They are vigilant little creatures with a single-track mind to hunt down any vermin they can possibly lay their paws on.
Huskies are known for their spirited personalities, always wanting to run around and dig up something not worth their time.
Just as they dig up the snow-filled ground seeking a warm asylum, they also dig up the summertime earth seeking cooler patches.
Related: Are Huskies Smart?
A versatile breed of herding dogs, collies are known to thrive in active environments. They need to forever keep moving to keep themselves engaged.
Give them a patch of your garden, and you may be happy for the weed-extermination, but ensure you keep a lookout and stop them from digging up your healthy ground.
Featuring short tenacious limbs, this hound breed can dig up tunnels to accurately implicate the underground festering rodents.
They are preferred even today for their infallible sense of smell and instincts in eradicating and driving out badgers and moles.
Precise trackers, the beagles usually dig around following the scent of rabbits or similar rodents, looking for some fun while hunting.
You can sit and watch them chase a butterfly all day or dig up the ground for bones and oddities, doing their best to hone in on the vermin in the process.
Related: How to Tell If Beagle is Purebred
These tough hunting beasts make for a favorable companion on any sporting expedition. Their eagerness to keep active enables them to excel in all sorts of terrain.
Of course, the situation turns grim when they channel all their drive into burrowing into the tight spaces in your house and out in the yard.
Their deep-seated tendency to dig into the ground and drive out rodents is what keeps them engaged even indoors.
Owners may be satisfied with their rat and mice-free houses, but the eventual swag leads to messy and muddy homes after a successful dig out under the afternoon sun.
But Why The Blankets?
Dogs lead a simple life. They eat, scurry around, sleep, poop, eat more, create trouble, cuddle with their owners, and bring joy to our lives. Maybe they don’t lead a simple life.

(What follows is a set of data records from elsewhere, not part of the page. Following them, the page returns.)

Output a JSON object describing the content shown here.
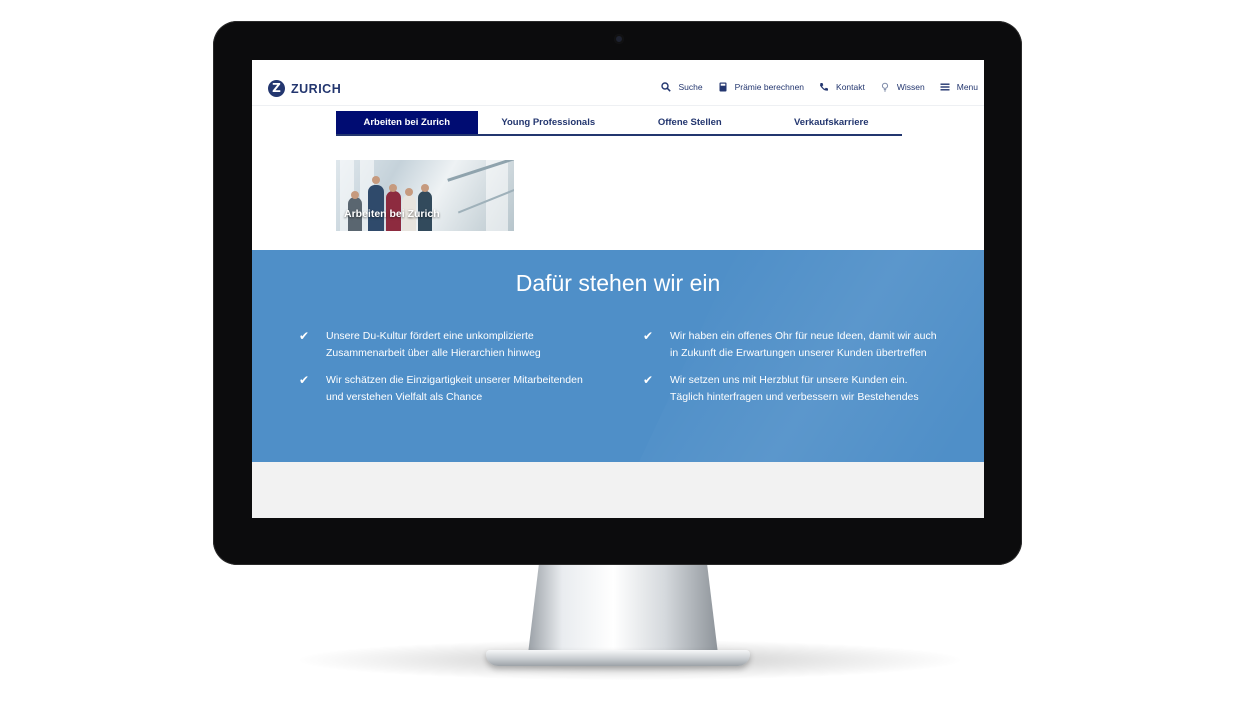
{
  "brand": {
    "logo_letter": "Z",
    "name": "ZURICH",
    "primary_color": "#23366f",
    "accent_blue": "#4f8fc8"
  },
  "header": {
    "utilities": [
      {
        "icon": "search-icon",
        "label": "Suche"
      },
      {
        "icon": "calculator-icon",
        "label": "Prämie berechnen"
      },
      {
        "icon": "phone-icon",
        "label": "Kontakt"
      },
      {
        "icon": "lightbulb-icon",
        "label": "Wissen"
      },
      {
        "icon": "hamburger-menu-icon",
        "label": "Menu"
      }
    ]
  },
  "tabs": [
    {
      "label": "Arbeiten bei Zurich",
      "active": true
    },
    {
      "label": "Young Professionals",
      "active": false
    },
    {
      "label": "Offene Stellen",
      "active": false
    },
    {
      "label": "Verkaufskarriere",
      "active": false
    }
  ],
  "hero": {
    "caption": "Arbeiten bei Zurich"
  },
  "values": {
    "title": "Dafür stehen wir ein",
    "left": [
      "Unsere Du-Kultur fördert eine unkomplizierte Zusammenarbeit über alle Hierarchien hinweg",
      "Wir schätzen die Einzigartigkeit unserer Mitarbeitenden und verstehen Vielfalt als Chance"
    ],
    "right": [
      "Wir haben ein offenes Ohr für neue Ideen, damit wir auch in Zukunft die Erwartungen unserer Kunden übertreffen",
      "Wir setzen uns mit Herzblut für unsere Kunden ein. Täglich hinterfragen und verbessern wir Bestehendes"
    ],
    "check_glyph": "✔"
  }
}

The point here is, as, with any living being, there is an intrinsic feeling of security that we must fulfill in order to feel satisfied and safe. With us humans, it could be physical, spiritual, psychological, or emotional safety that we seek to satisfy.
We go about it in various ways, but generally speaking, who does not relish the warmth of cuddling in a blanket and the sense of comfort it brings us?
Dogs, cats, hamsters, even birds (spoiled due to the owner’s influence) tend to cuddle under blankets to satisfy their comfort needs.
Also, if you look at the past living conditions of dogs, they have forever been den or kennel animals. Not that they love sleeping in such enclosures, but their attachment to enclosed spaces, that are snug and tight, seem to bring them relief and contentment.
Blankets are simply another area of their interest where they can burrow to their heart’s desire and seek that perfect body orientation and temperature to catch a good night’s/day’s sleep.
Earlier, it was holes and crevices that served as safe sanctuaries for dogs in the open. With the gradual change in housing circumstances, dogs prefer a familiar warmth that they find in the confines of a well-tangled blanket.
Related: Why Do Dogs Lick Their Beds?
Accepting A Heritage That Once Served Our Purposes
The natural reflex of burrowing, that we observe in our pets today, was once a trait we humans ingrained into them for our survival purposes back in the yore.
It only makes sense to accept them as they are, with their brimming personalities and eclectic characteristics.
Although, it doesn’t seem a difficult task to accomplish, what with many of us willing to burrow up with them and cuddle ourselves beside their warm little bodies. A mutually symbiotic relationship, if nothing else.